Family Of Romir Talley Sues Wilkinsburg For December Shooting Death

Oct 22, 2020

Attorneys for the family of a man killed by Wilkinsburg Police have filed a federal lawsuit citing excessive force. Romir Talley was fatally shot by Wilkinsburg Police officer Robert Gowans in December 2019.

The lawsuit, filed in U.S. District Court for the Western District of Pennsylvania, also includes claims of unreasonable seizure and improper training of officers by the police department.

Attorney Paul Jubas speaks to members of the media Thursday Oct. 22 on behalf of the family of Romir Talley.
Credit Kiley Koscinski / 90.5 WESA

Romir Talley, 24, was shot during a foot chase around 1 a.m. Dec. 22 on Stoner Way in Wilkinsburg. Officers were responding to a report of a man pulling a handgun on another man near Penn Avenue at Wood Street. The Wilkinsburg Police Department said Talley matched the description of the suspect in that report.

The lawsuit claims Talley did not fit the description and fled because he feared for his life. “Romir did not fit the description given by the 911 caller, who claimed that the perpetrator was wearing a black jacket. Romir was wearing a grey hoodie when he was wrongfully profiled,” attorneys Paul Jubas and Max Petrunya wrote in a news release announcing the lawsuit Thursday.

The lawsuit claims while officers were pursuing Talley on foot, the 911 caller told dispatch that the suspect holding the gun was still on Penn Avenue. 

“The act of shooting Decedent Talley seven times is indicative of reckless, careless, wanton, and intentional conduct which shows depravity and deliberate indifference to the rights of Decedent Talley and others,” the complaint reads.

Wilkinsburg Police have said Talley fired first. Jubas and Talley’s family have called for the Allegheny County District Attorney's Office to release the recording of the 911 call and the statements of Officer Gowans and other Wilkinsburg Police officers in connection with the death. Talley’s family has made public pleas at several protests over the summer

Attorney Paul Jubas spoke on behalf of the Talley family at a press conference Thursday. He says the family has been seeking more information for months about what happened that December night.

“Every single time that we started to get down to the nitty gritty of the important facts they just pushed the bill to the District Attorney’s office and the District Attorney’s office will offer no comment. They just say that their investigation is ongoing,” he said.

Gowans’ identity was not made public until Wilkinsburg Council announced the information during a meeting in August. Gowans was initially put on administrative leave in December, but has since returned to his job.

Wilkinsburg Mayor Marita Garrett, Police Chief Ophelia Coleman, officer Gowans and the borough of Wilkinsburg are named as defendants in the case. An unnamed officer, who the lawsuit alleges was Gowans’ partner the night of Talley’s death, is also listed.

A spokesman for the district attorney’s office said the shooting remains under review and declined to comment on the lawsuit. 

"This is not how things should be in 2020," Jubas said of the ongoing investigation. "There should be transparency, there should be accountability. There should be an open line of communication between families of police violence and the law enforcement agents that are investigating. And there is none of that." 

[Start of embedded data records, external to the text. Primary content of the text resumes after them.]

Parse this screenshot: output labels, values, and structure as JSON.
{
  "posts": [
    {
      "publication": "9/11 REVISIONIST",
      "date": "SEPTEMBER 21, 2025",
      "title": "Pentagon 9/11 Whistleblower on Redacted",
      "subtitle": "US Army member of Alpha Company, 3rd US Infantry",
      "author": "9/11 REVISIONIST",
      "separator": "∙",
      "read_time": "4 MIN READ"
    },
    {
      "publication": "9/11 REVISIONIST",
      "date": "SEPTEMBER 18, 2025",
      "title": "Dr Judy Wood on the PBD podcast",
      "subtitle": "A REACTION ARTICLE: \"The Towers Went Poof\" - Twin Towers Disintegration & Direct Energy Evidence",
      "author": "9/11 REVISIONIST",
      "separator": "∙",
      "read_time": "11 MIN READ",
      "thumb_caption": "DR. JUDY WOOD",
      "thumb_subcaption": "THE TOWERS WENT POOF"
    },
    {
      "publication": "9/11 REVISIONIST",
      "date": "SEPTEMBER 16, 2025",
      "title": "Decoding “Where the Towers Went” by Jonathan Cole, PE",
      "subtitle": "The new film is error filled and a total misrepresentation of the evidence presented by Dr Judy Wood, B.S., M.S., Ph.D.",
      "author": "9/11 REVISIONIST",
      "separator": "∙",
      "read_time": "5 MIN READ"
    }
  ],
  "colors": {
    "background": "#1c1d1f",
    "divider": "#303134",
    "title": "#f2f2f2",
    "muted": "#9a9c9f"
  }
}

The suit claims Mayor Garrett and Chief Coleman are liable for the death due to inadequate training given to police officers and the department’s lack of police body cameras.

“The failure of the Wilkinsburg Police Department to implement these basic, cost effective, and almost universally used devices in 2019, which provide transparency, accountability, and trust in law enforcement, creates an environment where officers such as Officer Gowens, as a pattern and practice, can act with impunity and engage in unconstitutional and deliberately indifferent acts knowing that the true facts of the officer’s actions will not be discovered by law enforcement,” the complaint reads. 

Garrett and Coleman did not respond to WESA’s request for comment.

The lawsuit alleges seven counts, including battery against Gowans, deliberate indifference by the Wilkinsburg Police Department, failure to intervene by the unnamed officer, and Fourth and Fourtheenth amendment violations by Gowans and the unnamed officer.

Jubas will hold a press conference Thursday afternoon.

"This is not how things should be in 2020," Jubas said of the ongoing investigation. "There should be transparency, there should be accountability. There should be an open line of communication between families of police violence and the law enforcement agents that are investigating. And there is none of that." 

"This is not how things should be in 2020," Jubas said of the ongoing investigation. "There should be transparency, there should be accountability. There should be an open line of communication between families of police violence and the law enforcement agents that are investigating. And there is none of that."